#### YOUR GOAL
Every single entry needs to appear again exactly as given.

#### INPUT
-- Opening Marker --

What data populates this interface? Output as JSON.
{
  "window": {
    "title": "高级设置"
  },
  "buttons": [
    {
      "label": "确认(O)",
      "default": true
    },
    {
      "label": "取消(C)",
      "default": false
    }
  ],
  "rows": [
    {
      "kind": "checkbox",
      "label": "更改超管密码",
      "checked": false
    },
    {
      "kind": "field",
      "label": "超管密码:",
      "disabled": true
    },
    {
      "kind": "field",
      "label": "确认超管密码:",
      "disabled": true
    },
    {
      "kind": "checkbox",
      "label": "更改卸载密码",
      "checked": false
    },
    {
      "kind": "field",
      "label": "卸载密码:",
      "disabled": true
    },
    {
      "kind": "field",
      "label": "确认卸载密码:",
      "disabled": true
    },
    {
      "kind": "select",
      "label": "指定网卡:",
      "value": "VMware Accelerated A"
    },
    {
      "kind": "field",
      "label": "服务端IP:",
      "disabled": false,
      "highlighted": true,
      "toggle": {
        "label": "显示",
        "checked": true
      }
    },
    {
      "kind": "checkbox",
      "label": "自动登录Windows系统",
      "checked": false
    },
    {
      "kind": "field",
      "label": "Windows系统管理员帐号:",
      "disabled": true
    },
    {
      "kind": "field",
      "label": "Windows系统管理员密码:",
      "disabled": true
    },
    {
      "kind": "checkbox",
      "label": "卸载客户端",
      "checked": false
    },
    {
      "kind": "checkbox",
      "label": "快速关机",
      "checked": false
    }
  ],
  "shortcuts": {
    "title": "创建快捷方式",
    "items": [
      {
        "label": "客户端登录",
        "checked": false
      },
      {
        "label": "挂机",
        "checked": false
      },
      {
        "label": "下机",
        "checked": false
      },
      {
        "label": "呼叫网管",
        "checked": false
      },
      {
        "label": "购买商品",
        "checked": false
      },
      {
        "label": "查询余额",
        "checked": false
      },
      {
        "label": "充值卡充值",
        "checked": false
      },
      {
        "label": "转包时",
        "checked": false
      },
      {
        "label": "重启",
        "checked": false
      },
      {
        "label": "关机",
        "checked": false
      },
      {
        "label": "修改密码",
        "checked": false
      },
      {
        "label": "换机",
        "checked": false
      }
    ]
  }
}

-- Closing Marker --

#### EXPECTED ANSWER
What data populates this interface? Output as JSON.
{
  "window": {
    "title": "高级设置"
  },
  "buttons": [
    {
      "label": "确认(O)",
      "default": true
    },
    {
      "label": "取消(C)",
      "default": false
    }
  ],
  "rows": [
    {
      "kind": "checkbox",
      "label": "更改超管密码",
      "checked": false
    },
    {
      "kind": "field",
      "label": "超管密码:",
      "disabled": true
    },
    {
      "kind": "field",
      "label": "确认超管密码:",
      "disabled": true
    },
    {
      "kind": "checkbox",
      "label": "更改卸载密码",
      "checked": false
    },
    {
      "kind": "field",
      "label": "卸载密码:",
      "disabled": true
    },
    {
      "kind": "field",
      "label": "确认卸载密码:",
      "disabled": true
    },
    {
      "kind": "select",
      "label": "指定网卡:",
      "value": "VMware Accelerated A"
    },
    {
      "kind": "field",
      "label": "服务端IP:",
      "disabled": false,
      "highlighted": true,
      "toggle": {
        "label": "显示",
        "checked": true
      }
    },
    {
      "kind": "checkbox",
      "label": "自动登录Windows系统",
      "checked": false
    },
    {
      "kind": "field",
      "label": "Windows系统管理员帐号:",
      "disabled": true
    },
    {
      "kind": "field",
      "label": "Windows系统管理员密码:",
      "disabled": true
    },
    {
      "kind": "checkbox",
      "label": "卸载客户端",
      "checked": false
    },
    {
      "kind": "checkbox",
      "label": "快速关机",
      "checked": false
    }
  ],
  "shortcuts": {
    "title": "创建快捷方式",
    "items": [
      {
        "label": "客户端登录",
        "checked": false
      },
      {
        "label": "挂机",
        "checked": false
      },
      {
        "label": "下机",
        "checked": false
      },
      {
        "label": "呼叫网管",
        "checked": false
      },
      {
        "label": "购买商品",
        "checked": false
      },
      {
        "label": "查询余额",
        "checked": false
      },
      {
        "label": "充值卡充值",
        "checked": false
      },
      {
        "label": "转包时",
        "checked": false
      },
      {
        "label": "重启",
        "checked": false
      },
      {
        "label": "关机",
        "checked": false
      },
      {
        "label": "修改密码",
        "checked": false
      },
      {
        "label": "换机",
        "checked": false
      }
    ]
  }
}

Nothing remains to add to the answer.